Revision as of 05:45, 16 November 2020

Choosing appropriate toys and materials is an important part of the child care provider's job. There's no 1 correct toy for all ages. To Choose the best toys for a Particular child care program or classroom, then ask yourself these questions:
How old are the children? Babies just learning to crawl need very different toys than active preschoolers or interested school-age children.
Which are the kids interested in right now? Young toddlers that are developing motor skills might need climbing gear. Preschool Paper experts can like dinosaur puzzles, toys and books. Remember that children's interests and skills change as they get older, so toys might need to be rotated regularly.


What are the children learning? A child just beginning to draw likely needs large, chunky crayons. A kindergartner who's mastering writing may favor smaller chunks or fine-tipped mark to draw. Choose materials that encourage kids to take another step in their development.


How can mr immortal toy support children's development in different areas? Be sure to choose toys which encourage large-motor, small-motor and thinking skills, as well as social skills and self-awareness.
When picking materials and toys to the child care program, remember, simpler is often better. Toys do not need to be costly or have lots of bells and whistles to be great learning tools for young children.
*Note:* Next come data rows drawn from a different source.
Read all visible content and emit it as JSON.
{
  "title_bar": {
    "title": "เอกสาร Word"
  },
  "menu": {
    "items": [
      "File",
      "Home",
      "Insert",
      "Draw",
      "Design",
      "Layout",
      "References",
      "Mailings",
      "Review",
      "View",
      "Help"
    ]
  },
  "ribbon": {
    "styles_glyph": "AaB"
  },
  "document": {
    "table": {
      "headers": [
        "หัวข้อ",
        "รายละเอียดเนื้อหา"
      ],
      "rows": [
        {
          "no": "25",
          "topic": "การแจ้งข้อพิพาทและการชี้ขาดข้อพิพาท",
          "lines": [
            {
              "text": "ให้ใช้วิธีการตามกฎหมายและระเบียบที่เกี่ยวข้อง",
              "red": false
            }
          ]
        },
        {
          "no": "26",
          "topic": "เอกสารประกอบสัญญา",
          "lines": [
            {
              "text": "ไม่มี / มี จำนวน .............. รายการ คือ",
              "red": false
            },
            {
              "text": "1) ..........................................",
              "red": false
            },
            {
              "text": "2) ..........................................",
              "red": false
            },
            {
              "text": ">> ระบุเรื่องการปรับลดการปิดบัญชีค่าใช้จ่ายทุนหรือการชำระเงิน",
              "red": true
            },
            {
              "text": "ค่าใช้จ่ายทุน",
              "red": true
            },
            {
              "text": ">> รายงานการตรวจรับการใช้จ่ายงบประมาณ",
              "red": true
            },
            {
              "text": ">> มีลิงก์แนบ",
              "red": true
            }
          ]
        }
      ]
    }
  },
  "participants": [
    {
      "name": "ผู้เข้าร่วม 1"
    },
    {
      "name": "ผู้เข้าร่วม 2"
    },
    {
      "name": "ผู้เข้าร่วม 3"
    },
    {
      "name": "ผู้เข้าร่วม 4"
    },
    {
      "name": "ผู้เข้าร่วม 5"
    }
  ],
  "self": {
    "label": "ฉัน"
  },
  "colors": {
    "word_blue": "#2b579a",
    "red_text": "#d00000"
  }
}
Take a look at these articles to learn more about selecting toys and materials for young kids.